I am anxious to start a batch of lambic, but have some reservations timing wise about the temperature in my basement currently. My basement goes from around 45 in winter (now) to 60-65 at the end of summer. If I keep the fermenter at ale temps for the first 10 days or so and then (slowly) lower the temp to ambient, am I going to stall/stunt the wild cultures too much? Would I be better off waiting until the ambient temp is around 60 to let the cultures have a better start before they start to cool off in the winter? Thanks,

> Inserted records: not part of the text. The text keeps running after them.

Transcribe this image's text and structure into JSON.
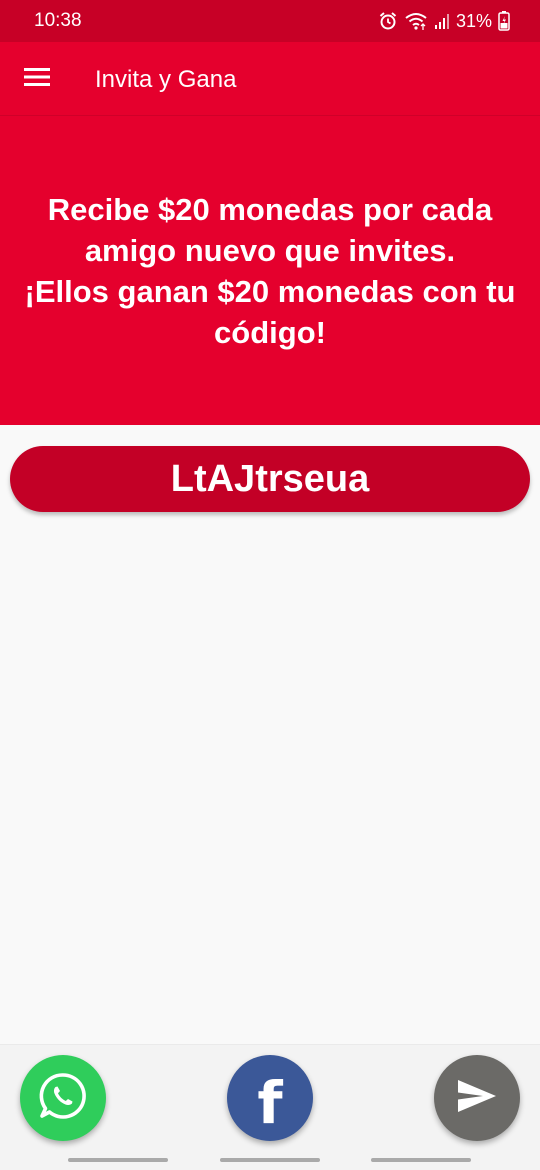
{
  "status_bar": {
    "time": "10:38",
    "battery_percent": "31%",
    "icons": [
      "alarm-icon",
      "wifi-icon",
      "signal-icon",
      "battery-icon"
    ]
  },
  "app_bar": {
    "title": "Invita y Gana",
    "menu_icon": "hamburger-menu-icon"
  },
  "banner": {
    "lines": [
      "Recibe $20 monedas por cada",
      "amigo nuevo que invites.",
      "¡Ellos ganan $20 monedas con tu",
      "código!"
    ]
  },
  "referral": {
    "code": "LtAJtrseua"
  },
  "share_buttons": [
    {
      "name": "whatsapp",
      "icon": "whatsapp-icon"
    },
    {
      "name": "facebook",
      "icon": "facebook-icon",
      "glyph": "f"
    },
    {
      "name": "send",
      "icon": "send-icon"
    }
  ],
  "colors": {
    "status_bar": "#c70026",
    "primary": "#e5002d",
    "code_pill": "#c30026",
    "whatsapp": "#2fcd5b",
    "facebook": "#3b5898",
    "send": "#6b6a67",
    "background": "#f9f9f9"
  }
}
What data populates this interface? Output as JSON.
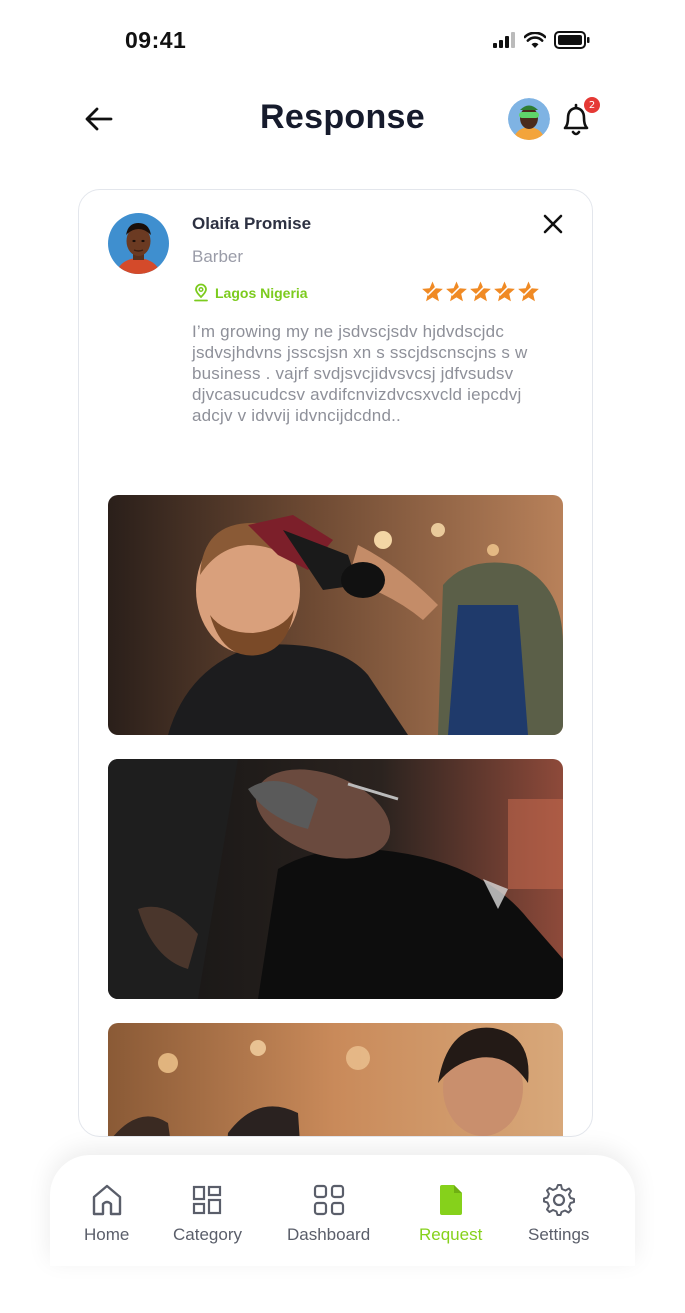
{
  "status_bar": {
    "time": "09:41"
  },
  "header": {
    "title": "Response",
    "notification_count": "2"
  },
  "profile": {
    "name": "Olaifa Promise",
    "role": "Barber",
    "location": "Lagos Nigeria",
    "rating": 5,
    "bio": "I’m growing my ne jsdvscjsdv hjdvdscjdc jsdvsjhdvns jsscsjsn xn s sscjdscnscjns s w business . vajrf svdjsvcjidvsvcsj jdfvsudsv djvcasucudcsv avdifcnvizdvcsxvcld iepcdvj adcjv v idvvij idvncijdcdnd.."
  },
  "colors": {
    "accent_green": "#86d11b",
    "star_orange": "#f08a24",
    "badge_red": "#e53935"
  },
  "nav": {
    "items": [
      {
        "label": "Home",
        "icon": "home-icon"
      },
      {
        "label": "Category",
        "icon": "category-icon"
      },
      {
        "label": "Dashboard",
        "icon": "dashboard-icon"
      },
      {
        "label": "Request",
        "icon": "request-icon",
        "active": true
      },
      {
        "label": "Settings",
        "icon": "settings-icon"
      }
    ]
  }
}
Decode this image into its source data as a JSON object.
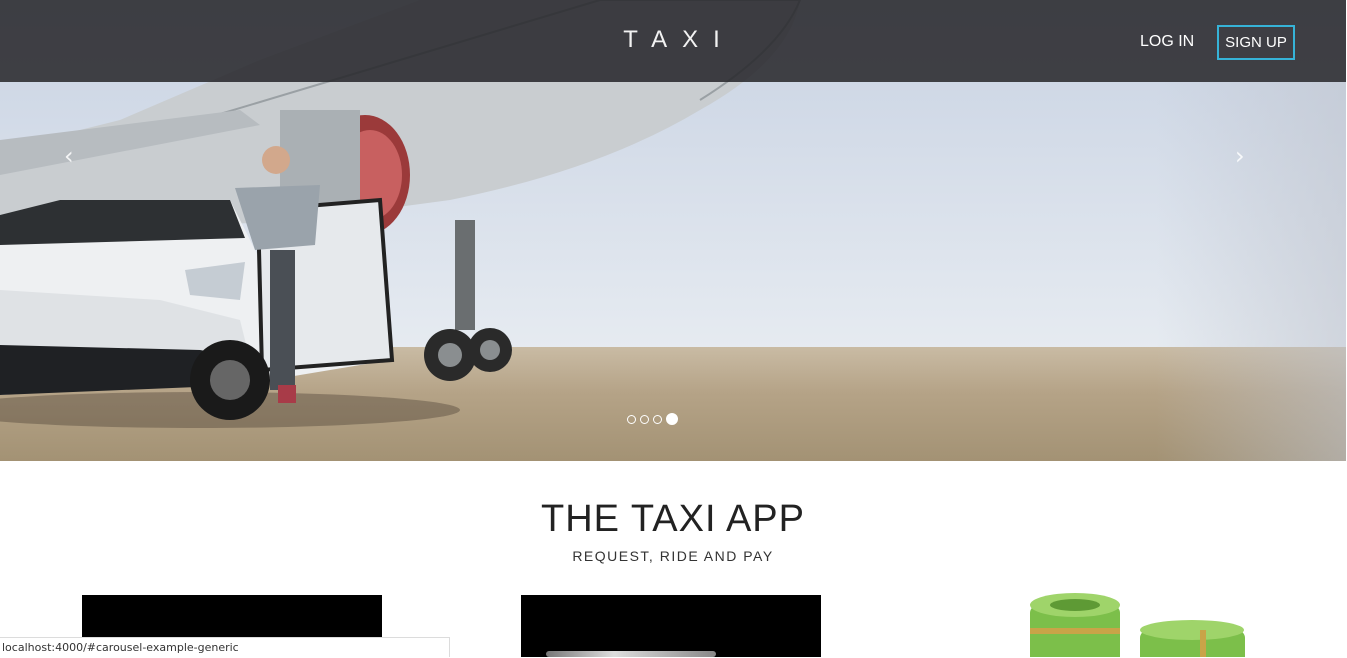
{
  "navbar": {
    "brand": "TAXI",
    "login": "LOG IN",
    "signup": "SIGN UP"
  },
  "carousel": {
    "prev_icon": "chevron-left-icon",
    "next_icon": "chevron-right-icon",
    "prev_glyph": "‹",
    "next_glyph": "›",
    "slide_count": 4,
    "active_slide": 4
  },
  "main": {
    "title": "THE TAXI APP",
    "subtitle": "REQUEST, RIDE AND PAY"
  },
  "statusbar": {
    "url": "localhost:4000/#carousel-example-generic"
  },
  "colors": {
    "navbar_bg": "#28282c",
    "signup_border": "#36b3d8"
  }
}
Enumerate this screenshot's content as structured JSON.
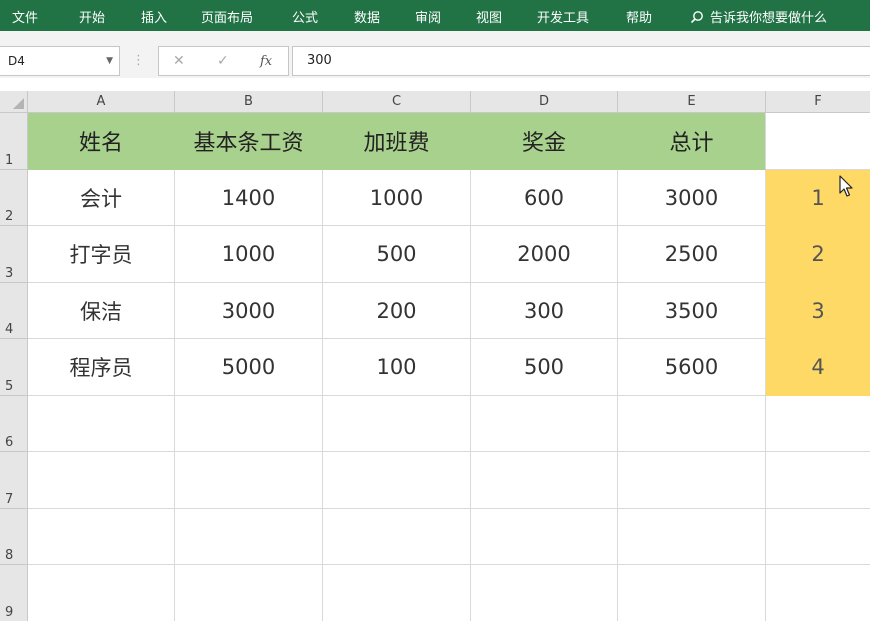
{
  "ribbon": {
    "tabs": [
      "文件",
      "开始",
      "插入",
      "页面布局",
      "公式",
      "数据",
      "审阅",
      "视图",
      "开发工具",
      "帮助"
    ],
    "tell_me": "告诉我你想要做什么",
    "color": "#217346"
  },
  "formula_bar": {
    "name_box": "D4",
    "cancel_icon": "✕",
    "enter_icon": "✓",
    "fx_label": "fx",
    "formula": "300"
  },
  "columns": [
    "A",
    "B",
    "C",
    "D",
    "E",
    "F"
  ],
  "rows": [
    "1",
    "2",
    "3",
    "4",
    "5",
    "6",
    "7",
    "8",
    "9"
  ],
  "table": {
    "headers": [
      "姓名",
      "基本条工资",
      "加班费",
      "奖金",
      "总计"
    ],
    "data": [
      [
        "会计",
        "1400",
        "1000",
        "600",
        "3000"
      ],
      [
        "打字员",
        "1000",
        "500",
        "2000",
        "2500"
      ],
      [
        "保洁",
        "3000",
        "200",
        "300",
        "3500"
      ],
      [
        "程序员",
        "5000",
        "100",
        "500",
        "5600"
      ]
    ],
    "f_column": [
      "1",
      "2",
      "3",
      "4"
    ],
    "header_color": "#a9d18e",
    "highlight_color": "#ffd966"
  }
}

I'd try to keep the beer warm for at least two or three weeks to ensure good primary fermentation. If you can do that, I say just go for it. The wild/bacteria portions of the culture will express themselves eventually. Many are slow moving to begin with, and the initial lower temps will not stop them, just slow them down a bit. The beer won't taste right for many months (or years) anyhow, leaving plenty of time for all the beasties to do their things once it warms up.
Plus, it's what the Belgians do. From Jeff Sparrow's Wild Brews (which you should have if you are doing lambics, and don't already):
"A seasonal beer, lambic is brewed and exposed to wild yeast and bacteria while in the coolship and allowed a 'primary fermentation' during the cooler months. The onset of summer brings an increase in the population of lactic acid-producing bacteria. The fall brings with it a secondary alcoholic fermentation by highly attenuative yeasts".
Thanks for the helpful and quick response. Should I add the bugs at the same time as the Sac yeast to get it off to a warm start or delay the addition of bugs and still keep it warm for a week or two. Thanks, Jan 14, 2015 at 14:29
Depends on where the bugs are coming from. Are you using something like Wyeast's Lambic Blend? Or individual isolated strains of wild yeast/bacteria? Or are you adding bottle dregs? Jan 14, 2015 at 15:14
I am planning on using a commercial blend like Wyeast. Jan 15, 2015 at 2:22
You don't really need to do primary with a different yeast since there's usually already a S. cerevisiae strain in the commercial lambic blends. Just pitch it and let it do its thing. Jan 15, 2015 at 4:17